In the latest of a string of challenges to Apple's iPhone, Google and T-Mobile on Tuesday introduced the first mobile phone powered by Google's Android software, which they hope will bring PC-like features to millions of cell phone users.
Like the iPhone, the G1 has a large touch screen. But it also packs a trackball, a slide-out keyboard, and easy access to Google's e-mail and mapping programs.
T-Mobile said it will begin selling the G1 for $179 with a two-year contract. The device hits U.S. stores Oct. 22.
The phone will be sold in T-Mobile stores only in the U.S. cities where the company has rolled out its faster, third-generation wireless data network. By launch, that will be 21 cities, including New York, Los Angeles, Houston and Miami. No areas in the Carolinas are expected to be covered by T-Mobile's 3G network by Oct. 22, according to the company's Web site.
In other areas, people will be able to buy the phone from T-Mobile's Web site.
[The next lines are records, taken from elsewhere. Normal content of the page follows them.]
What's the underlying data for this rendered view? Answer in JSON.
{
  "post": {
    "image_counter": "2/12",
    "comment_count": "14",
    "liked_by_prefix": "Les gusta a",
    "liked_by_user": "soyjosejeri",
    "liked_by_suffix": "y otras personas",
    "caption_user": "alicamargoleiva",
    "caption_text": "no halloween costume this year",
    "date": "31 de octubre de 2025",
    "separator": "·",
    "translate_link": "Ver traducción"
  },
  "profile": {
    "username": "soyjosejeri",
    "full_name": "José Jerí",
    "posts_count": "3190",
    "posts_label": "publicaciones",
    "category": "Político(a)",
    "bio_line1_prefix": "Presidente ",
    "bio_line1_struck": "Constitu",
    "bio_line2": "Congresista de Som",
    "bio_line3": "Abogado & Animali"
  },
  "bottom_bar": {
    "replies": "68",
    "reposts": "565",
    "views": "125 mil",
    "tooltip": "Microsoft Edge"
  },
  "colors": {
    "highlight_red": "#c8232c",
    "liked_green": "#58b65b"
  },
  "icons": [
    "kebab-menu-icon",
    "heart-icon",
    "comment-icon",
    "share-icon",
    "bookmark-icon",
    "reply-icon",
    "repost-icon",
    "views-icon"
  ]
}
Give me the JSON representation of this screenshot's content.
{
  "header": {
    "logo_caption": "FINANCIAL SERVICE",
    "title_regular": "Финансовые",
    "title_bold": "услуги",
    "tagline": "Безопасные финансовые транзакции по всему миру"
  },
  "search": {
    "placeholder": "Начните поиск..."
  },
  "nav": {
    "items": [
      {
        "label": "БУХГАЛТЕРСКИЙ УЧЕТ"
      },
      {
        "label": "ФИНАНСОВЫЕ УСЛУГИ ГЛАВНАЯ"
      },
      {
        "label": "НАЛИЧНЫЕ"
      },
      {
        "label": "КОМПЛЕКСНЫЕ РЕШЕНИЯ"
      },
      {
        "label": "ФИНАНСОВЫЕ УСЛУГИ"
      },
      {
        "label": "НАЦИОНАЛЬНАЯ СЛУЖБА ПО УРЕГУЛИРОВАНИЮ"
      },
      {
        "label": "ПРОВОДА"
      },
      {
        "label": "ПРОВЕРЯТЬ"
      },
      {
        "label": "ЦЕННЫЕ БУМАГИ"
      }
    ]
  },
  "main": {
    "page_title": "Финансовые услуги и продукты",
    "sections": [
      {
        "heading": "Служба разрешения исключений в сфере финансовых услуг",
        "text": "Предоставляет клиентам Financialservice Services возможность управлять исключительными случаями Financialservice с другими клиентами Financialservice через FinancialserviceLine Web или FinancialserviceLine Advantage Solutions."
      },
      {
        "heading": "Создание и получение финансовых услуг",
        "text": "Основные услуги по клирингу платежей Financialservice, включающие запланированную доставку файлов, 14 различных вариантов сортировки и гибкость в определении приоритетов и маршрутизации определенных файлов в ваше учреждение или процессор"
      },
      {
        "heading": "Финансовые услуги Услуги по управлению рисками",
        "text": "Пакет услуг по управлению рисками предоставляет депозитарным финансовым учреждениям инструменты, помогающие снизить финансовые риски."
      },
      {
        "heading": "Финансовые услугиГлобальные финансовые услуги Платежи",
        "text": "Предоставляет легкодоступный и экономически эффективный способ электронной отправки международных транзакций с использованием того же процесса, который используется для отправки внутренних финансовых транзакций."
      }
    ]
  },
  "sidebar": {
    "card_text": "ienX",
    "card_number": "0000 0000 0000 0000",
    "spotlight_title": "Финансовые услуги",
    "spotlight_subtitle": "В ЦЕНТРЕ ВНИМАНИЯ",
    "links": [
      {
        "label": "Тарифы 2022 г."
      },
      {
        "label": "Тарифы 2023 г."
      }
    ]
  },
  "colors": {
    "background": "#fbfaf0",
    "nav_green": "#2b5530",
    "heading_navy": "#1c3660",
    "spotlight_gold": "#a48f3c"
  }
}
The phone does work on T-Mobile's slower data network, but it's optimized for the faster networks. It can also connect at Wi-Fi hot spots.
The data plan for the phone will cost $25 per month on top of the calling service, at the low end of the range for data plans at U.S. wireless carriers. And at $179, the G1 is $20 less than the least expensive iPhone in the U.S.
Android, the free software powering the G1, is crucial in Google's efforts to make its search engine as accessible on cell phones as it already is on personal computers. The company believes it eventually might make more money selling ads shown on mobile devices than the $20 billion it will make this year from ads on PCs.
Like the iPhone, the G1 has a high-resolution screen, making it easier to browse Web sites that haven't been specifically adapted for a cell phone. Unlike iPhones, BlackBerrys and most other high-end smart phones sold in the U.S., the G1 has a very limited ability to connect to corporate e-mail servers. That means the device's initial market is likely to be consumers.
The G1 doesn't do much that other high-end phones don't already do. But Google is counting on the device unleashing the creativity of software developers, who are free to write applications for it.